> **WHAT THE TASK ASKS**
Find every line below with the string "name" and pick it out.

[Interface dataset entries]
========================================

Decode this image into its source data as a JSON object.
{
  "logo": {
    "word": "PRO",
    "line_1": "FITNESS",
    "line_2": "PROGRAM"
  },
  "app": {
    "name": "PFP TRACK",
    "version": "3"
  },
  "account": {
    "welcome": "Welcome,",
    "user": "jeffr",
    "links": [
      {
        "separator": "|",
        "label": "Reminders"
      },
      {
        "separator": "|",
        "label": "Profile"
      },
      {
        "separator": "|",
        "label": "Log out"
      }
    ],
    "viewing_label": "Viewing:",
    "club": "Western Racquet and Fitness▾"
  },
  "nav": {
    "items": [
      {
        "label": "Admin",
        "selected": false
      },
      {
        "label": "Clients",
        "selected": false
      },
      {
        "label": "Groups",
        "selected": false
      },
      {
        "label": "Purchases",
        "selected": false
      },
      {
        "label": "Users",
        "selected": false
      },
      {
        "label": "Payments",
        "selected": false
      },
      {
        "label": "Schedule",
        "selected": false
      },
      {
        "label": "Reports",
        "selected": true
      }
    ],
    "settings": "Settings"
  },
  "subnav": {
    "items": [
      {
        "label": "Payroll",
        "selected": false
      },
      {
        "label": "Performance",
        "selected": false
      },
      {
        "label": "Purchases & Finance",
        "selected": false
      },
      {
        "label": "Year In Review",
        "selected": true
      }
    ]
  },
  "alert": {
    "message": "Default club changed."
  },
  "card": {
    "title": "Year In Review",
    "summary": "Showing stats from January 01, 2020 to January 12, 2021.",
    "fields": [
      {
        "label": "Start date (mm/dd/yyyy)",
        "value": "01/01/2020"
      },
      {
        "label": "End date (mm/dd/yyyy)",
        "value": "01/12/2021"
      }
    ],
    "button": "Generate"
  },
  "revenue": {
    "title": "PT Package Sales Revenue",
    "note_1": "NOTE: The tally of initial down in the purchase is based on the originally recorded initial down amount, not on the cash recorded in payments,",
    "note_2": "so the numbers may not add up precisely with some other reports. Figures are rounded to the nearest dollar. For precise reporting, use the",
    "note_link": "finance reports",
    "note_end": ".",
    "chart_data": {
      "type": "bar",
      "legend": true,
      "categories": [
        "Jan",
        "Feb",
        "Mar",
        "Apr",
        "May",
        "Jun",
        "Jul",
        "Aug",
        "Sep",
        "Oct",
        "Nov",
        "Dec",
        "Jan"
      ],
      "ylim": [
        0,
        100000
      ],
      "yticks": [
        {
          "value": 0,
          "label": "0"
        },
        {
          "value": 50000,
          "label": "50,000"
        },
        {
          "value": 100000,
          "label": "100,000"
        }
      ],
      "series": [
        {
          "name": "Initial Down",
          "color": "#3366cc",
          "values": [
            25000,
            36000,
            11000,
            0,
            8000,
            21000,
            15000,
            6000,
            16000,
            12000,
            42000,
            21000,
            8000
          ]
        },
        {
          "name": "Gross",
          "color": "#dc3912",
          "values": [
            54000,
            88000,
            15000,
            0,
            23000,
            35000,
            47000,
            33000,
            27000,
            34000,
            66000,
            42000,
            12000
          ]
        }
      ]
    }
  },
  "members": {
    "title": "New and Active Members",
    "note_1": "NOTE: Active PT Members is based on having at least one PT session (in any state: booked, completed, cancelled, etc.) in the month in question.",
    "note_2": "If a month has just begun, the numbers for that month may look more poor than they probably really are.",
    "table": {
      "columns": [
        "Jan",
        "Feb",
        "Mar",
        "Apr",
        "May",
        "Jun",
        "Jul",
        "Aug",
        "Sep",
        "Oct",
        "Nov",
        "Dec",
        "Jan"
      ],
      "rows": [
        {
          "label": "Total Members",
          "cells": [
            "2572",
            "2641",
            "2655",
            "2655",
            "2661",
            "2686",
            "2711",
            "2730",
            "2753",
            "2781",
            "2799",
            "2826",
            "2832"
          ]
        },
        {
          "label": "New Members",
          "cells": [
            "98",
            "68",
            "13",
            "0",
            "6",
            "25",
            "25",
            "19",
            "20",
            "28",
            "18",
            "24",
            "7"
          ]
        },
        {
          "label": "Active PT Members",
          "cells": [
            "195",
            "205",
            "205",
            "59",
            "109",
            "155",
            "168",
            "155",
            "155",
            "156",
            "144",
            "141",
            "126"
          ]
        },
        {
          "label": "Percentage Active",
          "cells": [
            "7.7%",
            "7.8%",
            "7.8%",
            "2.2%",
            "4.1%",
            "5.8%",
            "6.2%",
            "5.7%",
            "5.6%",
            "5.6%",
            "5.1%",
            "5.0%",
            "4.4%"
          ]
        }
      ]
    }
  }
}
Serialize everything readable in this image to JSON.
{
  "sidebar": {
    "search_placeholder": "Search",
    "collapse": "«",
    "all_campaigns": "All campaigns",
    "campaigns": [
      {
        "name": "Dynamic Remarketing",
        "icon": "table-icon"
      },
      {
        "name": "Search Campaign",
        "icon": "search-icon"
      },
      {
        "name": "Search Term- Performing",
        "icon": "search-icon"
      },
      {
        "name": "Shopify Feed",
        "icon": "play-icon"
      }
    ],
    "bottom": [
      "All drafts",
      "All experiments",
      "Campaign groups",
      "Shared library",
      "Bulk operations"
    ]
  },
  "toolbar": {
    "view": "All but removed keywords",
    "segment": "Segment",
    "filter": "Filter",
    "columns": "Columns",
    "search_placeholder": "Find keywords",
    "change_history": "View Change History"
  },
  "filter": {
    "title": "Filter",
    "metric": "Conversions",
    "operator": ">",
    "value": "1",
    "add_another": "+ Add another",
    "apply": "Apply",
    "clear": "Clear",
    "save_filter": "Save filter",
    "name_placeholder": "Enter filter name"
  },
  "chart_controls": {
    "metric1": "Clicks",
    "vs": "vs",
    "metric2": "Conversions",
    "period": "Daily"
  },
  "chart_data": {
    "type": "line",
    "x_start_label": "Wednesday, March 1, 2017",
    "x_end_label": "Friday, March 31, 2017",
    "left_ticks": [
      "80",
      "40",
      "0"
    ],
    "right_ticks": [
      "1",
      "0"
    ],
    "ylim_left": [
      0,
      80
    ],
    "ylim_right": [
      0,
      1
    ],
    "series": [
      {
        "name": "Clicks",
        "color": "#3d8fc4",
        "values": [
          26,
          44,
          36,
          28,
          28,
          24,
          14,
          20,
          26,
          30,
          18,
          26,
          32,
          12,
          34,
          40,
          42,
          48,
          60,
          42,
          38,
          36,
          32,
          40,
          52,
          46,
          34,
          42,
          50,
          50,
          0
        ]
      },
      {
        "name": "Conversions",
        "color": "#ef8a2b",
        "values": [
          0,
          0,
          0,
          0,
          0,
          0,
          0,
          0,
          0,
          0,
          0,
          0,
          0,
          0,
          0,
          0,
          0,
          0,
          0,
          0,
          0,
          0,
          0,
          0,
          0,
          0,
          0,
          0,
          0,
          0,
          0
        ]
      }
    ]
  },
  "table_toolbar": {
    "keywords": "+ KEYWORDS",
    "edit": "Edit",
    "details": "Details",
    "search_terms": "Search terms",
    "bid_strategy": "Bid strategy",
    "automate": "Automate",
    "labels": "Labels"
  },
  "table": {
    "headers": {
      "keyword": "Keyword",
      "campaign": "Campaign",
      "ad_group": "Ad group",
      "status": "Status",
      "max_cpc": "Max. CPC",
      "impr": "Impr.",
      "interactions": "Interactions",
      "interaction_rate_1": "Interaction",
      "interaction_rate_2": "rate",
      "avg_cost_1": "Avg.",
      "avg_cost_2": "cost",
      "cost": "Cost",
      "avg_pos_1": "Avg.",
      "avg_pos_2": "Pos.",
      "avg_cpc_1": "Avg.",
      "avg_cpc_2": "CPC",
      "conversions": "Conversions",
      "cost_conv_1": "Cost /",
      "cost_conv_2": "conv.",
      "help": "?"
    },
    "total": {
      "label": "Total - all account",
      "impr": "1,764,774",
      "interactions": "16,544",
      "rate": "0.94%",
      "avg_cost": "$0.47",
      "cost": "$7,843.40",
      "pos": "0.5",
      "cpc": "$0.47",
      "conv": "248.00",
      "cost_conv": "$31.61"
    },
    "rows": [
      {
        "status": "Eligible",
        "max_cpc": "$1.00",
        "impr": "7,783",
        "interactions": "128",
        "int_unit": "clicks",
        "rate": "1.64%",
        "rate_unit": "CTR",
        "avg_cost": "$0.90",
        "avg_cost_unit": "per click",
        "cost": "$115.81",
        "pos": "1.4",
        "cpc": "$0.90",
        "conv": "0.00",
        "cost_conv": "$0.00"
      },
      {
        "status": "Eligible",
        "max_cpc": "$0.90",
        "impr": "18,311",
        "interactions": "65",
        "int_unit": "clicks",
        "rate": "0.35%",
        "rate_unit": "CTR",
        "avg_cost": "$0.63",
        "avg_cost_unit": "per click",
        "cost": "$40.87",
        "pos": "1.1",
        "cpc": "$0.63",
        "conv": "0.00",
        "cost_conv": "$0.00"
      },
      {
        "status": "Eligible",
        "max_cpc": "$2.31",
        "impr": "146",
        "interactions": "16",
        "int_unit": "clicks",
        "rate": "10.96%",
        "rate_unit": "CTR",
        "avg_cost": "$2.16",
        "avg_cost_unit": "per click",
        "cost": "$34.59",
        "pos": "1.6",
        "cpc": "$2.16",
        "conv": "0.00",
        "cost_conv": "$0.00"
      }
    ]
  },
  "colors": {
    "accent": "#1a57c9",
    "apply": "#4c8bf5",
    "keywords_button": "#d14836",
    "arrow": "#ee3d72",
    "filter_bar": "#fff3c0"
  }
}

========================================

> **THE ANSWER**
    "name": "PFP TRACK",
          "name": "Initial Down",
          "name": "Gross",
        "name": "Dynamic Remarketing",
        "name": "Search Campaign",
        "name": "Search Term- Performing",
        "name": "Shopify Feed",
    "name_placeholder": "Enter filter name"
        "name": "Clicks",
        "name": "Conversions",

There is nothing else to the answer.